Bob White ’77, Bowdoin trustee and chairman of the Romney-Ryan campaign, spoke last night in Daggett Lounge about life on the campaign trail, preparation for presidential debates, and his years of experience as Mitt Romney’s right-hand man.
White has worked alongside the former governor since Romney began his career at Bain & Company, and has advised all of Romney’s political races. The two have been close friends for years, and Romney jokingly refers to White as “TQ,” short for “The Quail,” in reference to the bobwhite species of the bird.
“As Mitt says, I’m his wingman,” said White in his address at the Republican National Convention.
White is also involved in the politics of Bowdoin. He served on the College’s presidential search committee in 2000, and supported the supported the nomination of President Barry Mills for the position.
“I felt, given the set of opportunities and challenges facing the College, Barry Mills was uniquely qualified,” explained White in an interview with the Orient prior to his talk.
White drew a parallel between Mills and Romney, who he says is “uniquely qualified” for leadership as well.
“I look at the country right now and we have a lot of challenges, both domestically and internationally. We need somebody who can fix the economy and get back jobs,” said White. “I believe Governor Romney has the set of experiences to do so.”
In response to the Obama campaign’s “mischaracterization of Mitt” as cold and heartless, White described how Romney spent time at the bedside of a 14-year-old member of his church who was dying of leukemia.

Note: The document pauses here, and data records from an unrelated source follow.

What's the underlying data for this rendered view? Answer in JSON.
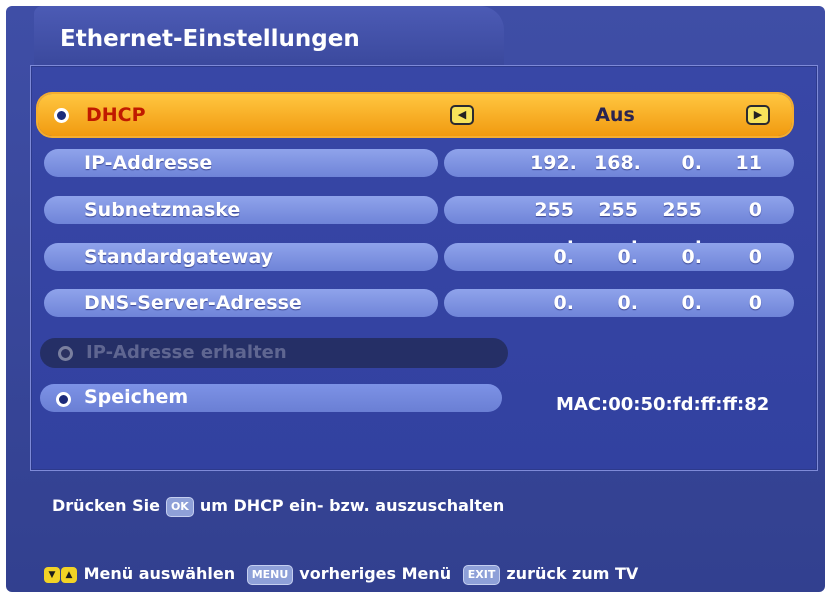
{
  "window": {
    "title": "Ethernet-Einstellungen"
  },
  "dhcp": {
    "label": "DHCP",
    "value": "Aus",
    "left_arrow_icon": "left-arrow-icon",
    "right_arrow_icon": "right-arrow-icon"
  },
  "rows": [
    {
      "label": "IP-Addresse",
      "octets": [
        "192.",
        "168.",
        "0.",
        "11"
      ]
    },
    {
      "label": "Subnetzmaske",
      "octets": [
        "255 .",
        "255 .",
        "255 .",
        "0"
      ]
    },
    {
      "label": "Standardgateway",
      "octets": [
        "0.",
        "0.",
        "0.",
        "0"
      ]
    },
    {
      "label": "DNS-Server-Adresse",
      "octets": [
        "0.",
        "0.",
        "0.",
        "0"
      ]
    }
  ],
  "actions": {
    "obtain_ip_label": "IP-Adresse erhalten",
    "save_label": "Speichem"
  },
  "mac_label": "MAC:00:50:fd:ff:ff:82",
  "hint": {
    "before": "Drücken Sie",
    "key": "OK",
    "after": "um DHCP ein- bzw. auszuschalten"
  },
  "footer": {
    "select_label": "Menü auswählen",
    "menu_key": "MENU",
    "menu_label": "vorheriges Menü",
    "exit_key": "EXIT",
    "exit_label": "zurück zum TV"
  },
  "colors": {
    "background": "#3a489f",
    "highlight": "#f5a623",
    "pill": "#7d92e6"
  }
}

“He is a man of impeccable integrity from his time at Bain to today,” White said.
Obama and Romney are separated by only a few percentage points in recent polls, which fluctuate daily. However, White claims he focuses on narrative, not numbers.
“I don’t look at the polls,” said White. “Right now we are having a conversation with the country. I think there are two very different visions, two very clear choices for the country.”
White spoke about the frenetic life of the campaign trail to a crowd of 200 last night in Daggett Lounge. He explained part of the vetting process for vice-presidential candidates and the planning and pressure of the nationally-televised presidential debates.
White added that in practice debates, those who stand in for an opponent make a conscious effort to imitate the style as well as argue the policies of the actual opposing candidate. In Romney’s case, Senator Rob Portman of Ohio stood in as Obama.
Although Election Day is still three weeks away, White explained that the campaign is preparing to move forward in the case of a Romney win.
“There will be unprecedented challenges that face whoever wins given what’s happening in the country. Between the election and inauguration, the tax rebates are set to expire and at the same time there will be huge spending cuts,” said White in the interview with the Orient.
At Bowdoin, White was a member of the Beta Theta Pi fraternity, and said that the campus was much less politically active in his day.
“In the late 70s I would say people were focused on life at Bowdoin and not so focused on the political environment,” said White.
Eighty-four percent of Bowdoin students supported Barack Obama in the 2008 presidential election.
Republican students at the lecture and at the reception that followed repeatedly referred to feeling “closeted” on Bowdoin’s liberal campus. One attendee said that he hoped Bowdoin students would one day feel comfortable announcing themselves as Republicans.
When asked how a predominantly liberal campus has received him, White said, “I am here as a parent and a trustee.”
According to Politico, there is speculation that White is a contender for a position in a Romney cabinet, potentially as White House Counsel. However, White says he pays little attention to such speculation, and is focused only on the election.
“I haven’t even thought about that. Right now we’re thinking about the next three weeks,” he said.